Personal Democracy Plus Our premium content network. LEARN MORE You are not logged in. LOG IN NOW >

Chinese Social Media App Poses a Threat to Activists and Authorities Alike

BY Julia Wetherell | Thursday, December 13 2012

Image from WeChat app homepage

The most popular new social media app in China is raising suspicions over its geolocational abilities. WeChat, a phone app that combines the functions of Skype, Twitter, and Facebook with the power to locate nearby users, has ousted traditional texting as a contact method for many young people in China. But as the Guardian reported last week, a technology that tracks its users’ movements can be dangerous:

As WeChat grows…politicians and dissidents are voicing concerns: activists fear that the app's voice-messaging service enables security officials to monitor users' movements in real time. And when the app was launched in Taiwan in October, legislators said they feared that it posed a threat to national security, through the potential exposure of private communications.

Techinasia reports that the government in mainland China has voiced public suspicion as well, with the state-run media running the story of a murder committed when a young woman was located by her WeChat profile. Yet Chinese dissidents have claimed that the police have been able to quote personal WeChat correspondence verbatim in interrogations, and that the app enables the authorities to track their movements with greater efficiency. In a South China Morning Post article from November, Tencent, WeChat’s parent company, commented that while they take “user data protection seriously … like other international peers, we comply with relevant laws in the countries where we have operations.”

Personal Democracy Media is grateful to the Omidyar Network for its generous support of techPresident's WeGov section.

News Briefs

RSS Feed today >

First POST: Creeping

Senator Al Franken's tough questions for Uber's CEO; how the NSA could make its phone metadata program permanent; global privacy groups launch a personal spyware catcher called Detekt; and much, much more. GO

Recreation.gov and other Govt Projects Move Toward Embracing New Digital Approach

A draft request for proposals for the revamping of Recreation.gov will include a requirement that reservation availability data be publicly accessible and that all proposals detail how they will enable third-party sales, as two members of the United States Digital Services have joined the government team overseeing the RFP, meeting some key demands of civic technologists and consumer oriented technology companies. GO

wednesday >

First POST: Ubermenschens

Surge-pricing in effect for Uber privacy violations; why "privacy" policies should be called "data usage" policies; pols silent on Uber mess; and much, much more. GO

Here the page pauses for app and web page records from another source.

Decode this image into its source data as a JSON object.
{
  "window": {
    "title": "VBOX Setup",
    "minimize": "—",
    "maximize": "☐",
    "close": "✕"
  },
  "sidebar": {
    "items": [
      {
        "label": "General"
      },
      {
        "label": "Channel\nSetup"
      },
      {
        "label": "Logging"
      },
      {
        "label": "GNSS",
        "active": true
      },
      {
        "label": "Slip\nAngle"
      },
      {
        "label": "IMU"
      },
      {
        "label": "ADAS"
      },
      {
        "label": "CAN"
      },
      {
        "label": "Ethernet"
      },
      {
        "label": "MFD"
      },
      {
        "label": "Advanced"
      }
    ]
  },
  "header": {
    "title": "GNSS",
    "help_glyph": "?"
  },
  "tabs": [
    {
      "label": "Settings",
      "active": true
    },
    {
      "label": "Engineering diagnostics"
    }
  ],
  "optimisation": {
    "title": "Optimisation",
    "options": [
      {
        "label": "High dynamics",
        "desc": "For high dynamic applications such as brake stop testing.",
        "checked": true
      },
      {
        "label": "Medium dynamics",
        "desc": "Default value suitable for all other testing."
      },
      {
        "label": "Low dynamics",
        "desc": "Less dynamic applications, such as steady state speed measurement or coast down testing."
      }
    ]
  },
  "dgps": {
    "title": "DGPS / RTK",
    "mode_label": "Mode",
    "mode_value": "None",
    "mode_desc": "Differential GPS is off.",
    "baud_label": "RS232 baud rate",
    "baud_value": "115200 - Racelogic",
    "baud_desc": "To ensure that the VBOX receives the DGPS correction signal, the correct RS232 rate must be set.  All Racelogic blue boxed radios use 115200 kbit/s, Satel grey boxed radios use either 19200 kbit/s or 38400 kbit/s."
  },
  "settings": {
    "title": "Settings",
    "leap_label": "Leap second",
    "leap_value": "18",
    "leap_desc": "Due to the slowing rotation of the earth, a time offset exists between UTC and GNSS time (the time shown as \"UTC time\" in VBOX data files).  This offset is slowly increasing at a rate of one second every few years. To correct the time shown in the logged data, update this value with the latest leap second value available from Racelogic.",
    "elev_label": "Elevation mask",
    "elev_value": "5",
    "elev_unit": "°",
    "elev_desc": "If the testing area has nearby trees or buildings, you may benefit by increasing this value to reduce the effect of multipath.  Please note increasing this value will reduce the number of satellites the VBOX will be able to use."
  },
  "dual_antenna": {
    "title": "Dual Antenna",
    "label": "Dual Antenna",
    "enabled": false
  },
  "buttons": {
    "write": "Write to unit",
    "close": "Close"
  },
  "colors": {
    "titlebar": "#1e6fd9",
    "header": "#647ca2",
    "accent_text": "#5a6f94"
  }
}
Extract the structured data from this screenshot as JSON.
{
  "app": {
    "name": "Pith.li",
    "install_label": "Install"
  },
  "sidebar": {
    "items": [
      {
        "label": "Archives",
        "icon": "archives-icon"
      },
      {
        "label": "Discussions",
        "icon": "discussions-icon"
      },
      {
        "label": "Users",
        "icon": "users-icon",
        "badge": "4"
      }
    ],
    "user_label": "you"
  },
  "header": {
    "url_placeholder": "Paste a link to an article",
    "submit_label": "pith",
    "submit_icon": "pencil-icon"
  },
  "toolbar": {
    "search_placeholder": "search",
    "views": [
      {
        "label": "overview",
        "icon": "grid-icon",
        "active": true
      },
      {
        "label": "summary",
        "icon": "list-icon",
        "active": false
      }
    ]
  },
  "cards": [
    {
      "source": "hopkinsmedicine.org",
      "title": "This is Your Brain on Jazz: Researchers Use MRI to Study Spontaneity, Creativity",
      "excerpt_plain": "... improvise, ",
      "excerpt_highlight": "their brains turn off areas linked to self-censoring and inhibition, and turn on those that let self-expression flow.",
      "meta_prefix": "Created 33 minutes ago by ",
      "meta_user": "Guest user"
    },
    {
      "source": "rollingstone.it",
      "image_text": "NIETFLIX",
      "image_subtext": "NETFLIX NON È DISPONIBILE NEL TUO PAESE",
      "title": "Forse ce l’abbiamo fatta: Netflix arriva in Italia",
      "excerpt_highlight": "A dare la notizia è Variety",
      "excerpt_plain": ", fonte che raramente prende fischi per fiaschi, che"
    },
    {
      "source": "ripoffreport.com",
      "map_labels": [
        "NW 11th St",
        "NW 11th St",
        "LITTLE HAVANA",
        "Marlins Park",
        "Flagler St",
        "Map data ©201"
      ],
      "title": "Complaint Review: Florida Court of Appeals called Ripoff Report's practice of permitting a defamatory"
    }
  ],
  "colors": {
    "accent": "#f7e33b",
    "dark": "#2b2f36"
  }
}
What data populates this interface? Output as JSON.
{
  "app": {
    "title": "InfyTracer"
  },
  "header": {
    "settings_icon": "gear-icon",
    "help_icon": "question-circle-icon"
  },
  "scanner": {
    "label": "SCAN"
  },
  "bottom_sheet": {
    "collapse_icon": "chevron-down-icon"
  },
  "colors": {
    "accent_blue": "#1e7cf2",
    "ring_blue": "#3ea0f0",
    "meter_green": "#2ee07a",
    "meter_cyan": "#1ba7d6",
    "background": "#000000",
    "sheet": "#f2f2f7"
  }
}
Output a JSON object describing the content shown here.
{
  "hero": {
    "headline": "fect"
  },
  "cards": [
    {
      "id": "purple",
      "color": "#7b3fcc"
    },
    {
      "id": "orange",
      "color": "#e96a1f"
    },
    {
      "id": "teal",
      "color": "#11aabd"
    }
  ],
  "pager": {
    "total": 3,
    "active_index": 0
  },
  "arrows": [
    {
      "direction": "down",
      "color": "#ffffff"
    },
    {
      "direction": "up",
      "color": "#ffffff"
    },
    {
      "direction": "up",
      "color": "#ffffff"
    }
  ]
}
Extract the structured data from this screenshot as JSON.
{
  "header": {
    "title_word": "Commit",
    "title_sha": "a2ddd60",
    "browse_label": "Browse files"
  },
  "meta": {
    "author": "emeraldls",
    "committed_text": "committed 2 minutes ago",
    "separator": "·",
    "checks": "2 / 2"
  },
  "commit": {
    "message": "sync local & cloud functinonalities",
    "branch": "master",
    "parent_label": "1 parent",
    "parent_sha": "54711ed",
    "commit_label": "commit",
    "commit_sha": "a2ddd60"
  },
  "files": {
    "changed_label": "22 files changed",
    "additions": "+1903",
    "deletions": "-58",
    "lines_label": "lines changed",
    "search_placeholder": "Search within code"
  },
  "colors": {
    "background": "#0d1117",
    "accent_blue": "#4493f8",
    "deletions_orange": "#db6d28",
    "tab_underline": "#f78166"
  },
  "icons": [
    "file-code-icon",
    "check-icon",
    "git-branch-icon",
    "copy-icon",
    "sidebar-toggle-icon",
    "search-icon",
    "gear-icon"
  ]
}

tuesday >

First POST: Uber Falles

Uber exposed for plan to dig up dirt on journalist critics; sneaking a SOPA provision into the USA Freedom Act; high-speed free WiFi coming to NYC; and much, much more. GO

monday >

First POST: Differences

How to use Twitter to circumvent campaign coordination rules; the net neutrality debate keeps getting hotter; charting the gender balance at dataviz conference using dataviz; and much, much more. GO

friday >

First POST: Security Insecurity

New data on Americans attitudes toward government and private surveillance; how artists are responding to the surveillance state; redesigning New York state's official web presence; and much, much more. GO

More